@Prabhakar, I think you raise an intersting question here. If cars are being used just for commuting, whouldn't we be looking at car pooling (or mass transportation), rather than EVs?
You are absolutely right.
But I think some people still like "owning" things. And if they do want to own an EV, one of the key reasons stopping them from doing so is the range anxiety.
In fact, I think it's quite genius, on the part of BMW, to come up with this idea -- let people buy and "own" an EV, and when the EV's range becomes an issue, the carmaker will let you give you a loaner with combustion engine.
@sheetal, i know. It does sound idiosyncratic for anyone wanting a new car not based on performance but on dashboard.
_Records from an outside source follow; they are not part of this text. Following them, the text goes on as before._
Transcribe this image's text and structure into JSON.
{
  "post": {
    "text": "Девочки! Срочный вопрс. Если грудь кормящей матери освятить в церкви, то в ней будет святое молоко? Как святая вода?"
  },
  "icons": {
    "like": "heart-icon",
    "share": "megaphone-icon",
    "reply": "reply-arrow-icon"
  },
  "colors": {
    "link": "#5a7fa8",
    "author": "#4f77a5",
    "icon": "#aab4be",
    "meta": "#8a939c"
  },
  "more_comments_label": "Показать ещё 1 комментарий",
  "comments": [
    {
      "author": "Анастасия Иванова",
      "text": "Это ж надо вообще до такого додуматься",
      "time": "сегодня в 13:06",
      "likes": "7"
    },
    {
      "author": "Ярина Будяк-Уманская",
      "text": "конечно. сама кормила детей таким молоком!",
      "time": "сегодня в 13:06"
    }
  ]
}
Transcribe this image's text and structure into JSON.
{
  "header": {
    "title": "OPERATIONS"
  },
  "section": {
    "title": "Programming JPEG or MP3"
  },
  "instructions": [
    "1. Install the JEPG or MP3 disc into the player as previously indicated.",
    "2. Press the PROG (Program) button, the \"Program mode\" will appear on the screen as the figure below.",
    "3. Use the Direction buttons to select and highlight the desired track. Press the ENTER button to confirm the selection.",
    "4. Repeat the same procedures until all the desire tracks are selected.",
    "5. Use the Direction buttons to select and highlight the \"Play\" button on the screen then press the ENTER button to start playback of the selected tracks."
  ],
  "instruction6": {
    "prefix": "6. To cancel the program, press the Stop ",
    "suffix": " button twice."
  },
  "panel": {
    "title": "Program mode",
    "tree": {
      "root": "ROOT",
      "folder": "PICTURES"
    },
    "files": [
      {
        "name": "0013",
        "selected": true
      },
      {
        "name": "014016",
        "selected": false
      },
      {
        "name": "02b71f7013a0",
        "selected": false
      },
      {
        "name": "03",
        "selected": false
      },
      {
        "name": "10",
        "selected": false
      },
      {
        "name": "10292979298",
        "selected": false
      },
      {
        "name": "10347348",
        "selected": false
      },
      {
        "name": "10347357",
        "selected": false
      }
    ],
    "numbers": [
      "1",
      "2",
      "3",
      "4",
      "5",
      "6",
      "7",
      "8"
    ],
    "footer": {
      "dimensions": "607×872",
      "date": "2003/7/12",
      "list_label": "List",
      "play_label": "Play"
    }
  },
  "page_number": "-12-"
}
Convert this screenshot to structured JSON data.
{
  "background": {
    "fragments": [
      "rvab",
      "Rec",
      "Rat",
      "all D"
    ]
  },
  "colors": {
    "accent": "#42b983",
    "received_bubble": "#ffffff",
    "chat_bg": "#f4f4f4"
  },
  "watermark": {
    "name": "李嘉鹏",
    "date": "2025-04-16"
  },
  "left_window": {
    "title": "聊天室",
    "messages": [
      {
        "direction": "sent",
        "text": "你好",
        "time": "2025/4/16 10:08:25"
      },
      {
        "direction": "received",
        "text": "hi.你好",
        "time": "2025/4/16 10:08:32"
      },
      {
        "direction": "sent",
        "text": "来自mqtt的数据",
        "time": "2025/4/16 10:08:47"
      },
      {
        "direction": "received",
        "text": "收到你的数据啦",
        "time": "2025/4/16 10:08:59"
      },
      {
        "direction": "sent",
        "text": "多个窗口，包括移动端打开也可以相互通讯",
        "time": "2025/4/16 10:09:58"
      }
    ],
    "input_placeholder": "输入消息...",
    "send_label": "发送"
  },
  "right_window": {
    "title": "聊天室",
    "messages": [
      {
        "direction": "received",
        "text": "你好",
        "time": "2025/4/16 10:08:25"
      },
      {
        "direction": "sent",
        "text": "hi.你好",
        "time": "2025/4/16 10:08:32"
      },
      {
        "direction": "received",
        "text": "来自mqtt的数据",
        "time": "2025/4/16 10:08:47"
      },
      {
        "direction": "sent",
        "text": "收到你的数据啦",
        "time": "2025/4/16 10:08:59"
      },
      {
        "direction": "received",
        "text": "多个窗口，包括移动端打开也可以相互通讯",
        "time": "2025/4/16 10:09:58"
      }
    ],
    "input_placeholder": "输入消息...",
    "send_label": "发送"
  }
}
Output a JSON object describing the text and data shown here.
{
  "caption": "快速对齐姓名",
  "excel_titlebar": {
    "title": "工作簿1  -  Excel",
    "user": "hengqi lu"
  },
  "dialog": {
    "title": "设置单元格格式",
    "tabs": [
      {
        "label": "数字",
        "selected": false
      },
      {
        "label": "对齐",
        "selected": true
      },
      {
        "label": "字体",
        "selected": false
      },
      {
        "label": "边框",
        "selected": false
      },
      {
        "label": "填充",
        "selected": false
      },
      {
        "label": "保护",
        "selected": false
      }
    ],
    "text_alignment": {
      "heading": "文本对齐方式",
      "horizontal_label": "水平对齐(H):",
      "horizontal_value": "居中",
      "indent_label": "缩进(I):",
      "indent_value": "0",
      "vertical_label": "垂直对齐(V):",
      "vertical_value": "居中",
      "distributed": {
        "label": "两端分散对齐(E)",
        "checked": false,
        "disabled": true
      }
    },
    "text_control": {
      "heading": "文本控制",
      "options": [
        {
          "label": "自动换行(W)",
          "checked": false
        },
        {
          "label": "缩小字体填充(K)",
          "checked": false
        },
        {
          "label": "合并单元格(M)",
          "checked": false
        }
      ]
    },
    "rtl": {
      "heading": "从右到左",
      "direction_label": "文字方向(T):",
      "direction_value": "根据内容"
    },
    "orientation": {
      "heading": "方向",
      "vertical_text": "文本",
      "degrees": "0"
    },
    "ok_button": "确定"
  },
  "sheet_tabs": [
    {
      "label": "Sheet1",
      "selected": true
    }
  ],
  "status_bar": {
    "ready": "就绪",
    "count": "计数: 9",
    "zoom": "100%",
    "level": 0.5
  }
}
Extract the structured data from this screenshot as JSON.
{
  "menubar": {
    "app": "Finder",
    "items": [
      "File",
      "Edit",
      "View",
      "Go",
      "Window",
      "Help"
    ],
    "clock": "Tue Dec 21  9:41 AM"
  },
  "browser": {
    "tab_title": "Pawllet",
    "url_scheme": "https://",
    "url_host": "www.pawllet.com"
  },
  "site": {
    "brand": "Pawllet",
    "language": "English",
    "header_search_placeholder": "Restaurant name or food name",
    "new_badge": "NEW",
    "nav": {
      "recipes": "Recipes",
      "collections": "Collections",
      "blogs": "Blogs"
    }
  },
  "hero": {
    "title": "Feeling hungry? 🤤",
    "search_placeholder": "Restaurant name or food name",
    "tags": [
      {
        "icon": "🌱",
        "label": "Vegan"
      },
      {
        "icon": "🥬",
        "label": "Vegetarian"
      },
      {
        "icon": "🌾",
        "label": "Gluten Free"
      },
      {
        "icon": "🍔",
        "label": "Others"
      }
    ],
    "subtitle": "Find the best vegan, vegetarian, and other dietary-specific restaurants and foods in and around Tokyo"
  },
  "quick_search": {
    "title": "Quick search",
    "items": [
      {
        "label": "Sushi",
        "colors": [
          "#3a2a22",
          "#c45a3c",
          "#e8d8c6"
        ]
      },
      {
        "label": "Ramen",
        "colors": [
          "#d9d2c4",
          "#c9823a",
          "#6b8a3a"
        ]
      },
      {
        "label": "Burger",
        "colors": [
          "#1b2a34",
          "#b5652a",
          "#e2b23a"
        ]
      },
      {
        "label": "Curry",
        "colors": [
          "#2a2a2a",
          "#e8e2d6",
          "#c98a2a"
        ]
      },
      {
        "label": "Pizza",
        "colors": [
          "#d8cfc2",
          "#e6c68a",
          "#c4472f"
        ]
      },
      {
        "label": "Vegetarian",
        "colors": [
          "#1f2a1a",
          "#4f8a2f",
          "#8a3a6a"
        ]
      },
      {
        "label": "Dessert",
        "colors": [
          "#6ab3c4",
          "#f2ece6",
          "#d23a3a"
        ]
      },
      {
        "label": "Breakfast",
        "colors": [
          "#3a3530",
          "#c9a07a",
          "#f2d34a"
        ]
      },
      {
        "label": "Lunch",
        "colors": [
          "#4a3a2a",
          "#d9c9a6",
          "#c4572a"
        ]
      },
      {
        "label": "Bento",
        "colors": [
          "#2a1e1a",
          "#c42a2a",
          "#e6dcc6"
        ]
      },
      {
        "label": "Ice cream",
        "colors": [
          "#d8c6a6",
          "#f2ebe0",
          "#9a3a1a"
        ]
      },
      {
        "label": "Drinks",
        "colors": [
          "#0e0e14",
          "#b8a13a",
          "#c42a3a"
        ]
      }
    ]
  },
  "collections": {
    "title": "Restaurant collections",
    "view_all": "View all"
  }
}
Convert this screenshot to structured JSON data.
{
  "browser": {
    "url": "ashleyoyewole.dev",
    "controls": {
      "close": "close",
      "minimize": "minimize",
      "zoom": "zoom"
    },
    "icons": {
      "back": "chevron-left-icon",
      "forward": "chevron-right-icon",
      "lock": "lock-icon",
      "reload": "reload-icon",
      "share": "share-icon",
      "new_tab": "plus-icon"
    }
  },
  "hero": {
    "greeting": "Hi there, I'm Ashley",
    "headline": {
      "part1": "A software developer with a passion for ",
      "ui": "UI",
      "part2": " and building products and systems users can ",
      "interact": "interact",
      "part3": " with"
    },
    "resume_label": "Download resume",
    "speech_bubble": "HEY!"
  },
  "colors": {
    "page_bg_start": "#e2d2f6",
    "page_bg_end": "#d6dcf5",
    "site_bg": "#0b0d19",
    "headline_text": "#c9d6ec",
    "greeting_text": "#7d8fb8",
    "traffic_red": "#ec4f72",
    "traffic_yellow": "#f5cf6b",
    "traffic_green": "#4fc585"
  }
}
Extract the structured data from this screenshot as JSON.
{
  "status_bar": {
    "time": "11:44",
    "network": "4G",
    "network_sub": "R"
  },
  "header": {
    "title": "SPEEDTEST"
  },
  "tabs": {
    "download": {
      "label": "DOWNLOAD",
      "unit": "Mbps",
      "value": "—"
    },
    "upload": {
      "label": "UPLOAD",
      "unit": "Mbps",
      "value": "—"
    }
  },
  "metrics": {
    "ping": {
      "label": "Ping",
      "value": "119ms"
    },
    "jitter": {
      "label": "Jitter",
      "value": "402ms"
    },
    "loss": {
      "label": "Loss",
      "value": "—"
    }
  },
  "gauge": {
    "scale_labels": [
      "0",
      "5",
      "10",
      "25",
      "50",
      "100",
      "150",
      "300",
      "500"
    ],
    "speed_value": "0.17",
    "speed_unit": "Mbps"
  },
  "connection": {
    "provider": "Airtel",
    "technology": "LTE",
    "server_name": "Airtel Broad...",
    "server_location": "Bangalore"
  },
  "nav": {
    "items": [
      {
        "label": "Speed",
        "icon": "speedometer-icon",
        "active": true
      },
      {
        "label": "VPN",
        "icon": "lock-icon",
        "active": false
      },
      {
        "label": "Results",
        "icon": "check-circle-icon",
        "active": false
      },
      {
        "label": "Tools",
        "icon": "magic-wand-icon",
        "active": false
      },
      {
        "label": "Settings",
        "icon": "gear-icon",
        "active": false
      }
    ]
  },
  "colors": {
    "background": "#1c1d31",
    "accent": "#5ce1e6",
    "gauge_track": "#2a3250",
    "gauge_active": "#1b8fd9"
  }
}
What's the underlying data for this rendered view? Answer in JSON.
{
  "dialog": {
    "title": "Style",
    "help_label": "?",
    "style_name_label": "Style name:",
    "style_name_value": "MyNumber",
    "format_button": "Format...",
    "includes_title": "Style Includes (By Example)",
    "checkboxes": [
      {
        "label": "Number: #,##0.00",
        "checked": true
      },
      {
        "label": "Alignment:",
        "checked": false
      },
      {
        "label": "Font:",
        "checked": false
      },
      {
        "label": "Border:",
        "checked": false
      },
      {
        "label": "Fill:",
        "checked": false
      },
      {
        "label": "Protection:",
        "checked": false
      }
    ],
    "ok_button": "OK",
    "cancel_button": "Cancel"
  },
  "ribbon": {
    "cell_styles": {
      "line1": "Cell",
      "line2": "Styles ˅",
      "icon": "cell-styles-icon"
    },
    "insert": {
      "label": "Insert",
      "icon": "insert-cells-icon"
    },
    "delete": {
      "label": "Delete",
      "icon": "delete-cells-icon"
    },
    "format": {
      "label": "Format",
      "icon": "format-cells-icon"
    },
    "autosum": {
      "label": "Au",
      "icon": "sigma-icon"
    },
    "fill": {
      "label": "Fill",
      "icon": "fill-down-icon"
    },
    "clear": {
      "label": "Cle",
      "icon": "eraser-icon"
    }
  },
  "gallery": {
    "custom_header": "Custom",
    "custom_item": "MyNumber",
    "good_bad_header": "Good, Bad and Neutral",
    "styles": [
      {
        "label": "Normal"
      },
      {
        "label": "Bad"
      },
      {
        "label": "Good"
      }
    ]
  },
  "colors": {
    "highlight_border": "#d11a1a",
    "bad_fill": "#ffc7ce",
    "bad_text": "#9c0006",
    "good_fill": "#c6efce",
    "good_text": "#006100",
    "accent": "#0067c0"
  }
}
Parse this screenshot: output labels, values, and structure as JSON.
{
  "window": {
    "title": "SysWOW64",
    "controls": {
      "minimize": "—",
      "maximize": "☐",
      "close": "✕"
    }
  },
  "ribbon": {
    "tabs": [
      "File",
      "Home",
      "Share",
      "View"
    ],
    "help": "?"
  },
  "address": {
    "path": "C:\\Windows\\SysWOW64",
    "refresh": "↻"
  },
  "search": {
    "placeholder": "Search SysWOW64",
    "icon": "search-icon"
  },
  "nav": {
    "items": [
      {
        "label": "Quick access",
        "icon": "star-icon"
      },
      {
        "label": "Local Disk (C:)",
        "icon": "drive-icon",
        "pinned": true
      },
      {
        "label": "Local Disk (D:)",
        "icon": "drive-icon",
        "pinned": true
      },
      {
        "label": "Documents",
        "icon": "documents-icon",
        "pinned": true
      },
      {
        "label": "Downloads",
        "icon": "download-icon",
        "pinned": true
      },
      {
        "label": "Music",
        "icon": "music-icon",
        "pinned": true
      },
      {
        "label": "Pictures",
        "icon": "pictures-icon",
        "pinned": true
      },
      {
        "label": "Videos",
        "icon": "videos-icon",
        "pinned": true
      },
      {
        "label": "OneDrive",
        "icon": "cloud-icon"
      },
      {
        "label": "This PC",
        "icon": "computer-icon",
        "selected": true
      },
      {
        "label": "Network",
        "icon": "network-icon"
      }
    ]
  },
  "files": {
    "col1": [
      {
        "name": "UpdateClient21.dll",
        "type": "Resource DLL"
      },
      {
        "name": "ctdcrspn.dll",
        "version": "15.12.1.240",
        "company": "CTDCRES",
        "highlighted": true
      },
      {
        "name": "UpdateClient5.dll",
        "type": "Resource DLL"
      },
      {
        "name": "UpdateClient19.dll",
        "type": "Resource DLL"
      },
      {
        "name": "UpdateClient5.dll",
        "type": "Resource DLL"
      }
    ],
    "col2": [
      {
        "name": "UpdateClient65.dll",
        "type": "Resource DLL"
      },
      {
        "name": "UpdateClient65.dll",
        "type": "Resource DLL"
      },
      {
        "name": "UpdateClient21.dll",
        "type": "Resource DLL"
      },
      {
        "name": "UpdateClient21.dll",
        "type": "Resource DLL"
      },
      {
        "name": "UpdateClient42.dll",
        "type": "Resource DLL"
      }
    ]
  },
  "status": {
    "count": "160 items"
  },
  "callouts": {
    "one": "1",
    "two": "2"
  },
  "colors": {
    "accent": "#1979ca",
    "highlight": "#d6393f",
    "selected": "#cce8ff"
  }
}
And yet, when all things were equal, consumers -- young and old included -- do make choices, sometimes, based on what they care about most in their everyday life: your car's connectivity to smartphones or to the outside world, not to mention the size of a cup holder inside car...
Okay, however in that case, I'm not sure how quiet the car would be.
An efficient car needs something on the order of 12-14 HP to travel at a steady 50 mph. When a car is running at 50 mph, the engine is hardly quiet. Of course, as long as a hybrid is running on battery juice alone, it's quiet, but when you're powering home HVAC, kitchen, lights, and appliances, you're not going to benefit from any regenerative braking. So the engine in that Prius will be running at least some of the time, when the load is substantial.
So, 12 to 14 HP translates to 8.9 to 10.3 KW. A generator sized to run your house, without a lot of rewirirng to switch off heavy loads during a power outage, needs at least 7 KW. So we're in the same ballpark. I don't think you can assume the car will be idling out there in the driveway. Not much of the time anyway, especially if you live in an all-electric house, with heat pump, electric hot water heating, and running HVAC in summer or winter.
What are the engineering and design challenges in creating successful IoT devices? These devices are usually small, resource-constrained electronics designed to sense, collect, send, and/or interpret data. Some of the devices need to be smart enough to act upon data in real time, 24/7. Specifically the guests will discuss sensors, security, and lessons from IoT deployments.